WHAT YOU ARE ASKED TO DO - Reproduce the entries word for word but drop every picture.

[Collected data entries]
# # #

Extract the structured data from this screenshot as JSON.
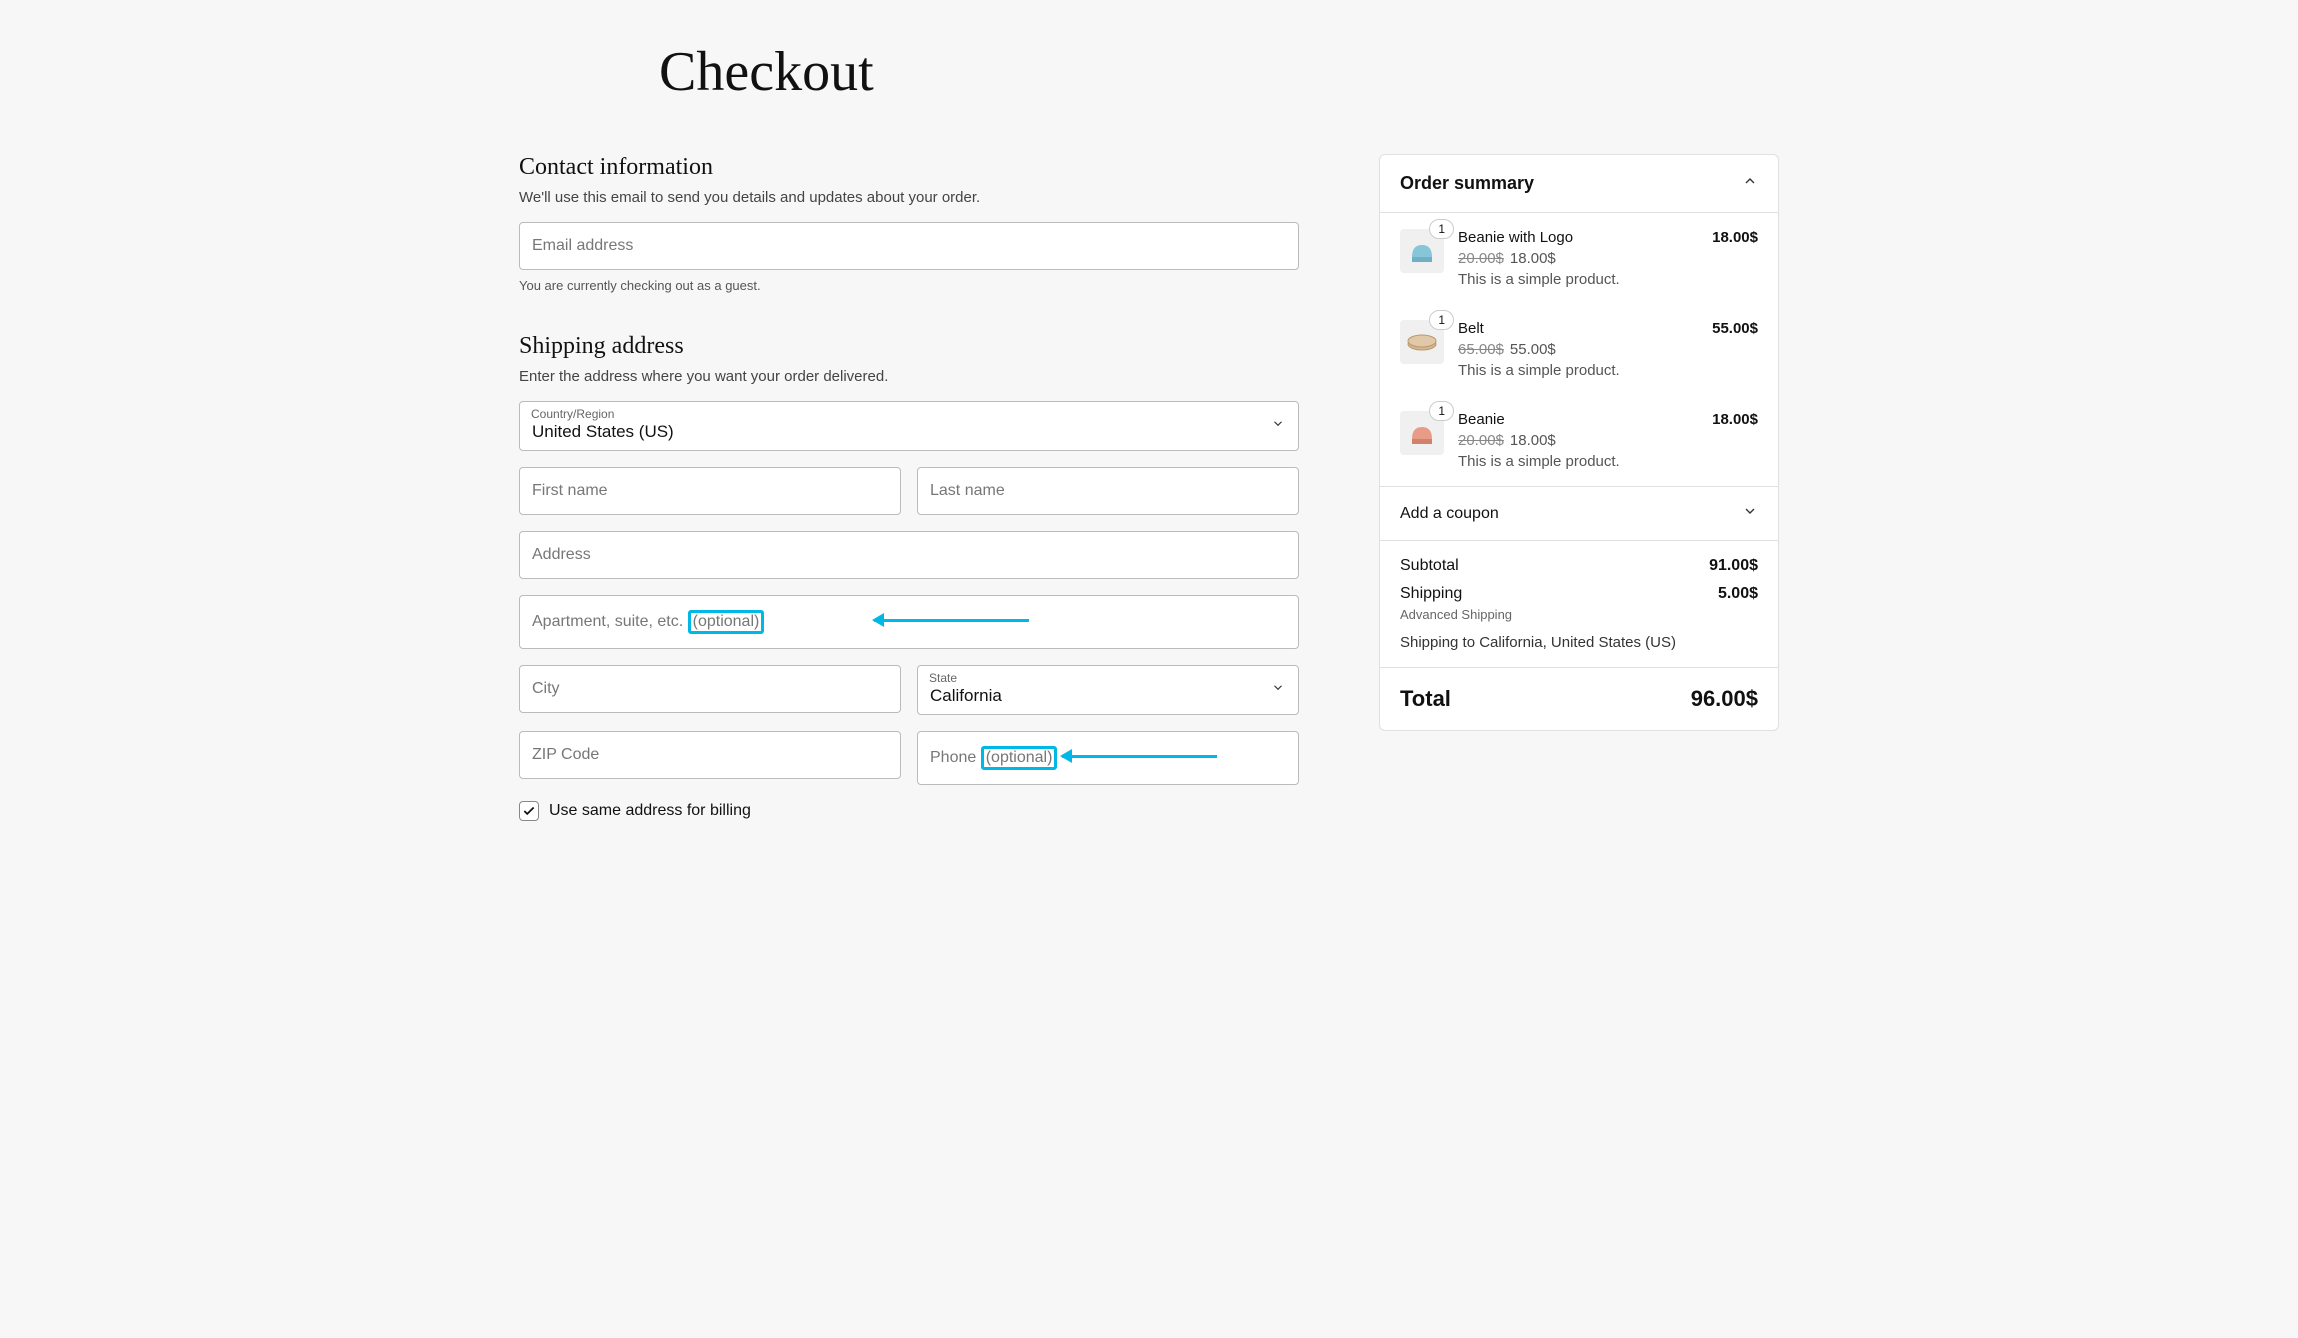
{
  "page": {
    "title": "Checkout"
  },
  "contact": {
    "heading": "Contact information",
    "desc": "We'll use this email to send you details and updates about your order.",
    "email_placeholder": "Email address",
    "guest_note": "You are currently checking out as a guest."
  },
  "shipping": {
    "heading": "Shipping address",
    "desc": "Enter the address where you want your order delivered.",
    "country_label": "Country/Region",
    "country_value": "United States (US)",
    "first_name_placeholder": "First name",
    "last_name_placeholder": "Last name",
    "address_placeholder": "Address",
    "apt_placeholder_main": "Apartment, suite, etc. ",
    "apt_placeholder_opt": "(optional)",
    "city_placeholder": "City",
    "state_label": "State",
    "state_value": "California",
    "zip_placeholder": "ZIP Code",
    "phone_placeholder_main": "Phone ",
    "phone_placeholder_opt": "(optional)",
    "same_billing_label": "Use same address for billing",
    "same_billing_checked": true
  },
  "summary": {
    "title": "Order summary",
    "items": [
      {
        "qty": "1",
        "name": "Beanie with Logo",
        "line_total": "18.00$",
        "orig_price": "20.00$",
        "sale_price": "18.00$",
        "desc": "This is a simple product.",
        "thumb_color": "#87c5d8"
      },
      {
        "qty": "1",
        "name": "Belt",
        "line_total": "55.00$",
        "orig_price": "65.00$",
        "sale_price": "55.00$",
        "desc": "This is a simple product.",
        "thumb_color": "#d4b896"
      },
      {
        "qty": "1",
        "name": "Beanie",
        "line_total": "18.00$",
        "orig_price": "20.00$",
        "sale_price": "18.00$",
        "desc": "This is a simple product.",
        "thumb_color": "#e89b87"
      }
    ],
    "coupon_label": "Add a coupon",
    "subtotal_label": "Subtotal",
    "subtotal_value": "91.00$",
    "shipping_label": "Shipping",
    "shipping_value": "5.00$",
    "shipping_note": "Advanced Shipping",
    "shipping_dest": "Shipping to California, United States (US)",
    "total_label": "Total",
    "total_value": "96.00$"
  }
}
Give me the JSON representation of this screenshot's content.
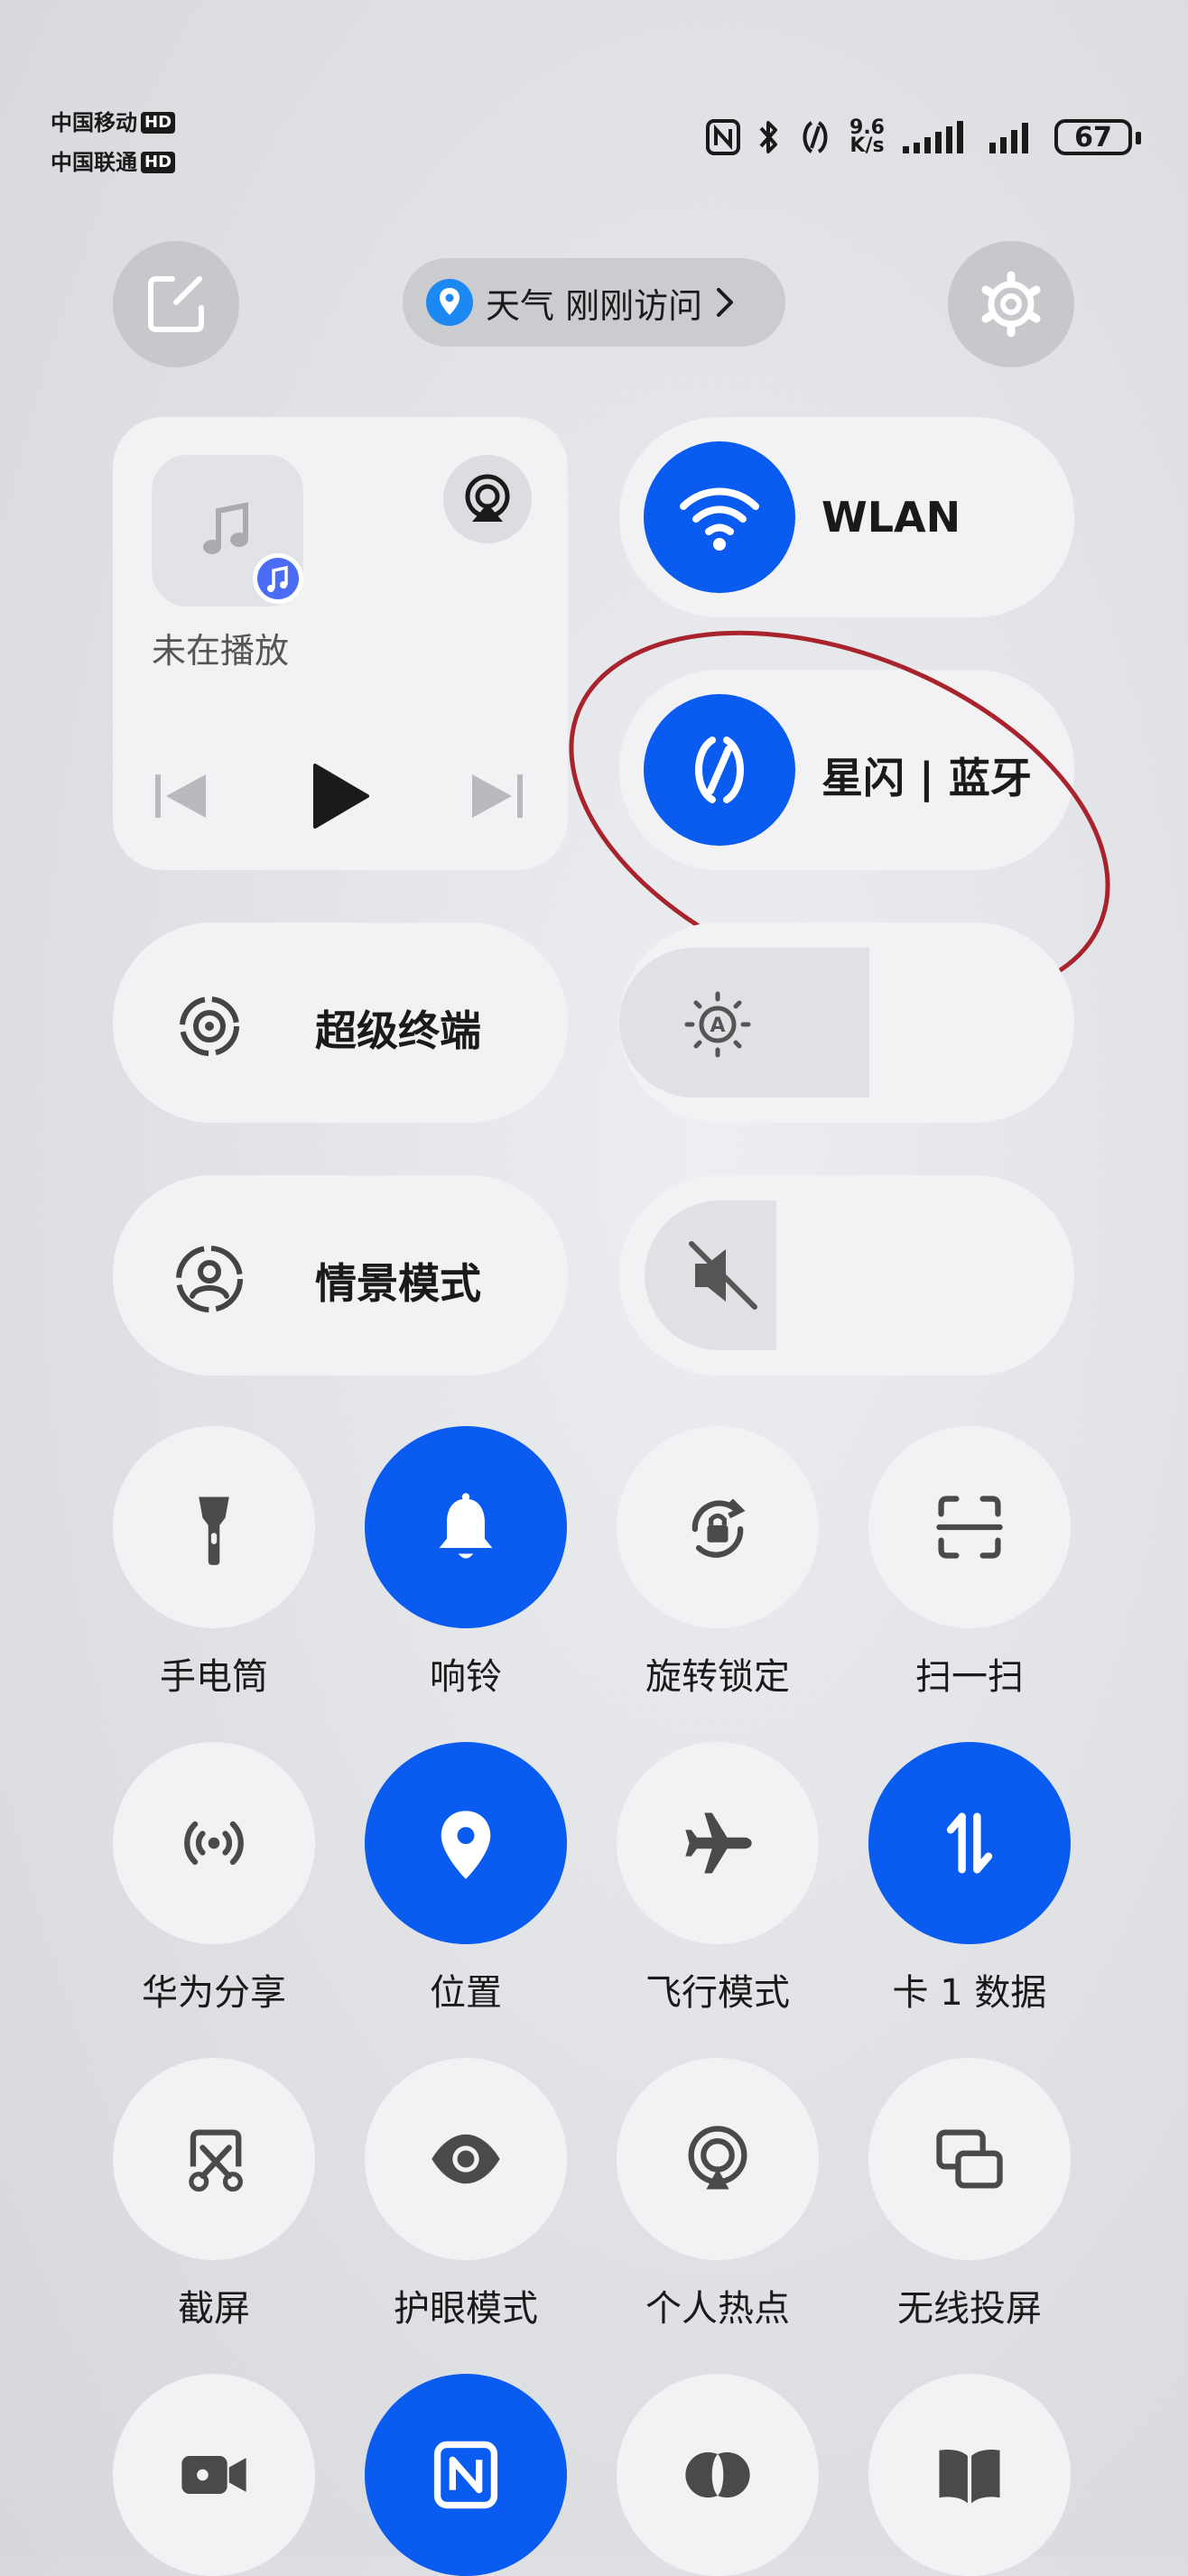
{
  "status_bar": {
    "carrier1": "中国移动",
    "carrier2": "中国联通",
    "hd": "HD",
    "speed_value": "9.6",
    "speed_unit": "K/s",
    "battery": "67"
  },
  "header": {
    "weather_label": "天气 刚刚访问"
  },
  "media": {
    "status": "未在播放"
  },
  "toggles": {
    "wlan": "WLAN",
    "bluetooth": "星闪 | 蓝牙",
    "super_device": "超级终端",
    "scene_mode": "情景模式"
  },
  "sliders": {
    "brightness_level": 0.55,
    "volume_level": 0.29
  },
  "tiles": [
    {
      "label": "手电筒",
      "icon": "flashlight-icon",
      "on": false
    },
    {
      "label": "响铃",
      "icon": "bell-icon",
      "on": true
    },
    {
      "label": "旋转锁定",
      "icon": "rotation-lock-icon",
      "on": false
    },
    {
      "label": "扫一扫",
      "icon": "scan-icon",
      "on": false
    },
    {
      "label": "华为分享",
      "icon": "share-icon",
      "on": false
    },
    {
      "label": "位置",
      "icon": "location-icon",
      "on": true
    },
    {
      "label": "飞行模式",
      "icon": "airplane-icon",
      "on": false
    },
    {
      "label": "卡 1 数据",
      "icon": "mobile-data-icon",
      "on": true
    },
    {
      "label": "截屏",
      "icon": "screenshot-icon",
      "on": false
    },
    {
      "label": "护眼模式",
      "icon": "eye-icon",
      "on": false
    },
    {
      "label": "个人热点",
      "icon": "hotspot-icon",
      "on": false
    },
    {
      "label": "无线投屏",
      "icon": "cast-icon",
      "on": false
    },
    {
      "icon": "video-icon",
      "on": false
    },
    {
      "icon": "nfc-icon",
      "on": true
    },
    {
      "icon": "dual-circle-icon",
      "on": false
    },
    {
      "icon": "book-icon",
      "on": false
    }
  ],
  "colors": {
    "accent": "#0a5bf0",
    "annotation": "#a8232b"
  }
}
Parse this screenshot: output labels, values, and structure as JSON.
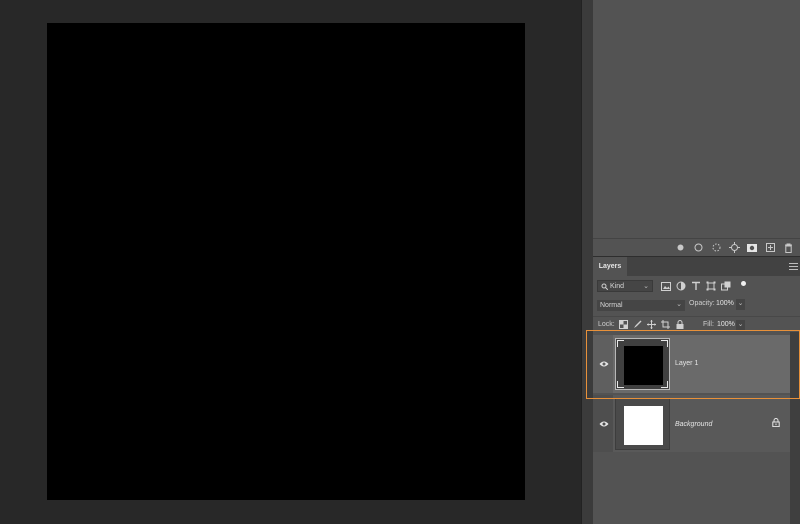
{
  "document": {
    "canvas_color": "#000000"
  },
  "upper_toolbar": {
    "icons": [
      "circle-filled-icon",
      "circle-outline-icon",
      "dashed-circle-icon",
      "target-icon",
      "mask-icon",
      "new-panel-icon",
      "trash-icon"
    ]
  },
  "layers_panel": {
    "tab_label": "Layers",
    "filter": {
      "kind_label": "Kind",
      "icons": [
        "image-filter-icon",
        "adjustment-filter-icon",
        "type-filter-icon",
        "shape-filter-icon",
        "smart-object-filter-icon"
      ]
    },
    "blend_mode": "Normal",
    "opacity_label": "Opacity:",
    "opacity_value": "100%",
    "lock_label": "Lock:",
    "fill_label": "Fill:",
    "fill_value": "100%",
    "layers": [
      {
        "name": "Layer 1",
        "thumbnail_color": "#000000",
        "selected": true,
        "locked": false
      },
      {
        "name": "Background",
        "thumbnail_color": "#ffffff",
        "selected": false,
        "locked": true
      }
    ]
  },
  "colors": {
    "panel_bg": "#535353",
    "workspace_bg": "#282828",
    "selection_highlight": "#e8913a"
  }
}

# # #

TASK SOLUTION -
Extract the structured data from this screenshot as JSON.
{
  "page": {
    "title": "Checkout"
  },
  "contact": {
    "heading": "Contact information",
    "desc": "We'll use this email to send you details and updates about your order.",
    "email_placeholder": "Email address",
    "guest_note": "You are currently checking out as a guest."
  },
  "shipping": {
    "heading": "Shipping address",
    "desc": "Enter the address where you want your order delivered.",
    "country_label": "Country/Region",
    "country_value": "United States (US)",
    "first_name_placeholder": "First name",
    "last_name_placeholder": "Last name",
    "address_placeholder": "Address",
    "apt_placeholder_main": "Apartment, suite, etc. ",
    "apt_placeholder_opt": "(optional)",
    "city_placeholder": "City",
    "state_label": "State",
    "state_value": "California",
    "zip_placeholder": "ZIP Code",
    "phone_placeholder_main": "Phone ",
    "phone_placeholder_opt": "(optional)",
    "same_billing_label": "Use same address for billing",
    "same_billing_checked": true
  },
  "summary": {
    "title": "Order summary",
    "items": [
      {
        "qty": "1",
        "name": "Beanie with Logo",
        "line_total": "18.00$",
        "orig_price": "20.00$",
        "sale_price": "18.00$",
        "desc": "This is a simple product.",
        "thumb_color": "#87c5d8"
      },
      {
        "qty": "1",
        "name": "Belt",
        "line_total": "55.00$",
        "orig_price": "65.00$",
        "sale_price": "55.00$",
        "desc": "This is a simple product.",
        "thumb_color": "#d4b896"
      },
      {
        "qty": "1",
        "name": "Beanie",
        "line_total": "18.00$",
        "orig_price": "20.00$",
        "sale_price": "18.00$",
        "desc": "This is a simple product.",
        "thumb_color": "#e89b87"
      }
    ],
    "coupon_label": "Add a coupon",
    "subtotal_label": "Subtotal",
    "subtotal_value": "91.00$",
    "shipping_label": "Shipping",
    "shipping_value": "5.00$",
    "shipping_note": "Advanced Shipping",
    "shipping_dest": "Shipping to California, United States (US)",
    "total_label": "Total",
    "total_value": "96.00$"
  }
}
Give me the JSON representation of this screenshot's content.
{
  "status_bar": {
    "carrier1": "中国移动",
    "carrier2": "中国联通",
    "hd": "HD",
    "speed_value": "9.6",
    "speed_unit": "K/s",
    "battery": "67"
  },
  "header": {
    "weather_label": "天气 刚刚访问"
  },
  "media": {
    "status": "未在播放"
  },
  "toggles": {
    "wlan": "WLAN",
    "bluetooth": "星闪 | 蓝牙",
    "super_device": "超级终端",
    "scene_mode": "情景模式"
  },
  "sliders": {
    "brightness_level": 0.55,
    "volume_level": 0.29
  },
  "tiles": [
    {
      "label": "手电筒",
      "icon": "flashlight-icon",
      "on": false
    },
    {
      "label": "响铃",
      "icon": "bell-icon",
      "on": true
    },
    {
      "label": "旋转锁定",
      "icon": "rotation-lock-icon",
      "on": false
    },
    {
      "label": "扫一扫",
      "icon": "scan-icon",
      "on": false
    },
    {
      "label": "华为分享",
      "icon": "share-icon",
      "on": false
    },
    {
      "label": "位置",
      "icon": "location-icon",
      "on": true
    },
    {
      "label": "飞行模式",
      "icon": "airplane-icon",
      "on": false
    },
    {
      "label": "卡 1 数据",
      "icon": "mobile-data-icon",
      "on": true
    },
    {
      "label": "截屏",
      "icon": "screenshot-icon",
      "on": false
    },
    {
      "label": "护眼模式",
      "icon": "eye-icon",
      "on": false
    },
    {
      "label": "个人热点",
      "icon": "hotspot-icon",
      "on": false
    },
    {
      "label": "无线投屏",
      "icon": "cast-icon",
      "on": false
    },
    {
      "icon": "video-icon",
      "on": false
    },
    {
      "icon": "nfc-icon",
      "on": true
    },
    {
      "icon": "dual-circle-icon",
      "on": false
    },
    {
      "icon": "book-icon",
      "on": false
    }
  ],
  "colors": {
    "accent": "#0a5bf0",
    "annotation": "#a8232b"
  }
}
Parse this screenshot: output labels, values, and structure as JSON.
{
  "document": {
    "canvas_color": "#000000"
  },
  "upper_toolbar": {
    "icons": [
      "circle-filled-icon",
      "circle-outline-icon",
      "dashed-circle-icon",
      "target-icon",
      "mask-icon",
      "new-panel-icon",
      "trash-icon"
    ]
  },
  "layers_panel": {
    "tab_label": "Layers",
    "filter": {
      "kind_label": "Kind",
      "icons": [
        "image-filter-icon",
        "adjustment-filter-icon",
        "type-filter-icon",
        "shape-filter-icon",
        "smart-object-filter-icon"
      ]
    },
    "blend_mode": "Normal",
    "opacity_label": "Opacity:",
    "opacity_value": "100%",
    "lock_label": "Lock:",
    "fill_label": "Fill:",
    "fill_value": "100%",
    "layers": [
      {
        "name": "Layer 1",
        "thumbnail_color": "#000000",
        "selected": true,
        "locked": false
      },
      {
        "name": "Background",
        "thumbnail_color": "#ffffff",
        "selected": false,
        "locked": true
      }
    ]
  },
  "colors": {
    "panel_bg": "#535353",
    "workspace_bg": "#282828",
    "selection_highlight": "#e8913a"
  }
}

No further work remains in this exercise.